◆ **REQUIREMENT**
Set down a faithful copy of every record below, with no images.

:::

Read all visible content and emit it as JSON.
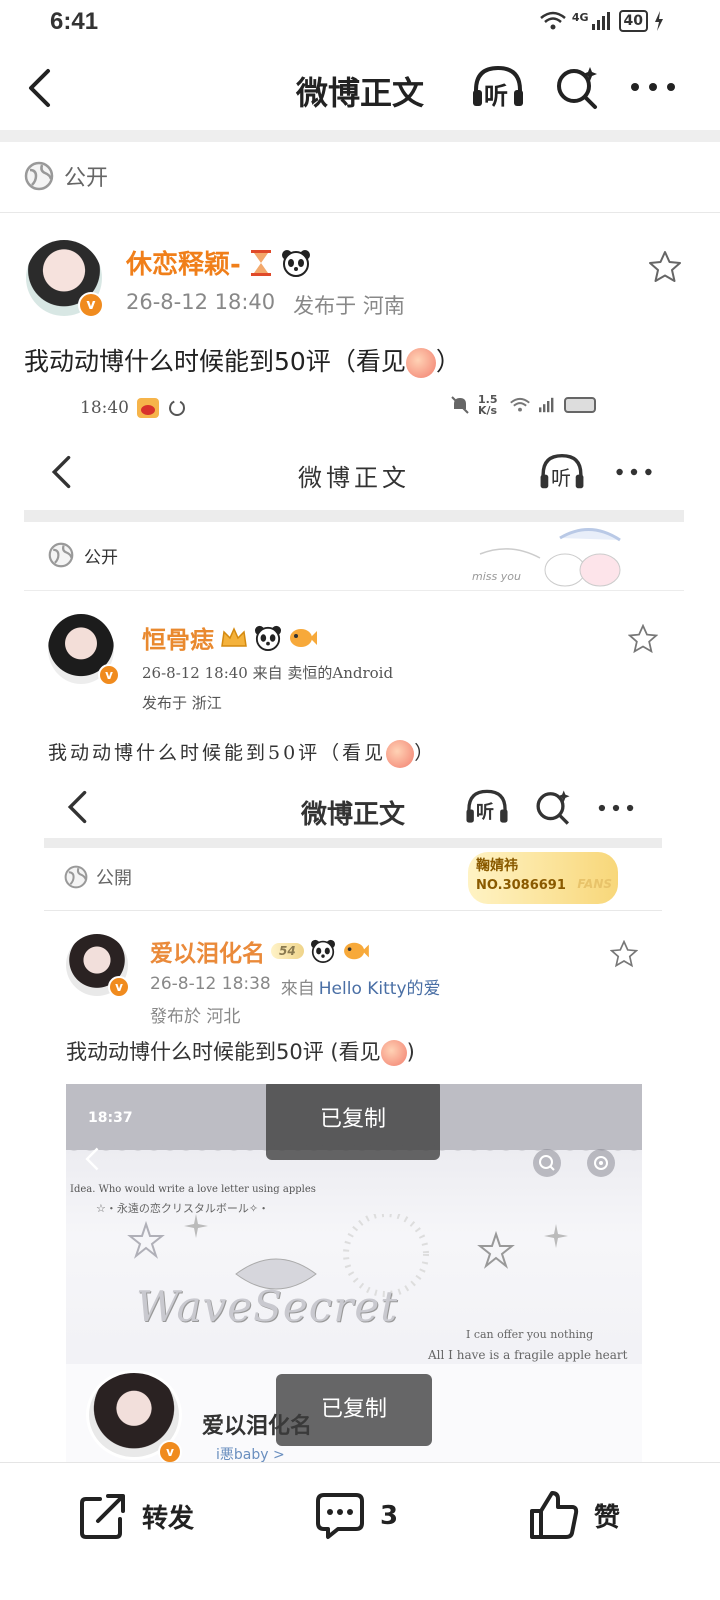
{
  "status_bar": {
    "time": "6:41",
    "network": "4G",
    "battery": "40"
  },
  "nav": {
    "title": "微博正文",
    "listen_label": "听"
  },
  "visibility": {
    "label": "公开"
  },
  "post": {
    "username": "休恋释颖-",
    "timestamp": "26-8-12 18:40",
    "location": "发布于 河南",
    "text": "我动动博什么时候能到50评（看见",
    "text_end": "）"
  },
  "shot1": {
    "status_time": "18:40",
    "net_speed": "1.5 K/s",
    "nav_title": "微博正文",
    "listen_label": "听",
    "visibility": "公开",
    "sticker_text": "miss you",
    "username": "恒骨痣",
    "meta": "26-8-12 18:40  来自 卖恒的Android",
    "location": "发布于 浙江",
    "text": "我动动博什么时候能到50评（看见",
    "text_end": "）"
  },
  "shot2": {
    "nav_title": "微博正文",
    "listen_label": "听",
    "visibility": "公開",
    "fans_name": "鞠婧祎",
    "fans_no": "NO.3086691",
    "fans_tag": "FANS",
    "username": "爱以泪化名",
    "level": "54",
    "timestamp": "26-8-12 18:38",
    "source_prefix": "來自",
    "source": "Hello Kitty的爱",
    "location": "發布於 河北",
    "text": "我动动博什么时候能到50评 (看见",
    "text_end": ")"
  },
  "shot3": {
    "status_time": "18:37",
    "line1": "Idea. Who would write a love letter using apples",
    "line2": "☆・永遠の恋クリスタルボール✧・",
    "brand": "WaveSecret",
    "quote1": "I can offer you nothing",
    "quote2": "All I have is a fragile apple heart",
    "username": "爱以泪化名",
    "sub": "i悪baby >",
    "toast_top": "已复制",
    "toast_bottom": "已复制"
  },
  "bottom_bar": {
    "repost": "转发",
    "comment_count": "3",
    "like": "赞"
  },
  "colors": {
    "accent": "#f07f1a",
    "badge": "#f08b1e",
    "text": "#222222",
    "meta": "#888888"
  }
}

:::

◆ **RESPONSE TO THIS TASK**
Read all visible content and emit it as JSON.
{
  "status_bar": {
    "time": "6:41",
    "network": "4G",
    "battery": "40"
  },
  "nav": {
    "title": "微博正文",
    "listen_label": "听"
  },
  "visibility": {
    "label": "公开"
  },
  "post": {
    "username": "休恋释颖-",
    "timestamp": "26-8-12 18:40",
    "location": "发布于 河南",
    "text": "我动动博什么时候能到50评（看见",
    "text_end": "）"
  },
  "shot1": {
    "status_time": "18:40",
    "net_speed": "1.5 K/s",
    "nav_title": "微博正文",
    "listen_label": "听",
    "visibility": "公开",
    "sticker_text": "miss you",
    "username": "恒骨痣",
    "meta": "26-8-12 18:40  来自 卖恒的Android",
    "location": "发布于 浙江",
    "text": "我动动博什么时候能到50评（看见",
    "text_end": "）"
  },
  "shot2": {
    "nav_title": "微博正文",
    "listen_label": "听",
    "visibility": "公開",
    "fans_name": "鞠婧祎",
    "fans_no": "NO.3086691",
    "fans_tag": "FANS",
    "username": "爱以泪化名",
    "level": "54",
    "timestamp": "26-8-12 18:38",
    "source_prefix": "來自",
    "source": "Hello Kitty的爱",
    "location": "發布於 河北",
    "text": "我动动博什么时候能到50评 (看见",
    "text_end": ")"
  },
  "shot3": {
    "status_time": "18:37",
    "line1": "Idea. Who would write a love letter using apples",
    "line2": "☆・永遠の恋クリスタルボール✧・",
    "brand": "WaveSecret",
    "quote1": "I can offer you nothing",
    "quote2": "All I have is a fragile apple heart",
    "username": "爱以泪化名",
    "sub": "i悪baby >",
    "toast_top": "已复制",
    "toast_bottom": "已复制"
  },
  "bottom_bar": {
    "repost": "转发",
    "comment_count": "3",
    "like": "赞"
  },
  "colors": {
    "accent": "#f07f1a",
    "badge": "#f08b1e",
    "text": "#222222",
    "meta": "#888888"
  }
}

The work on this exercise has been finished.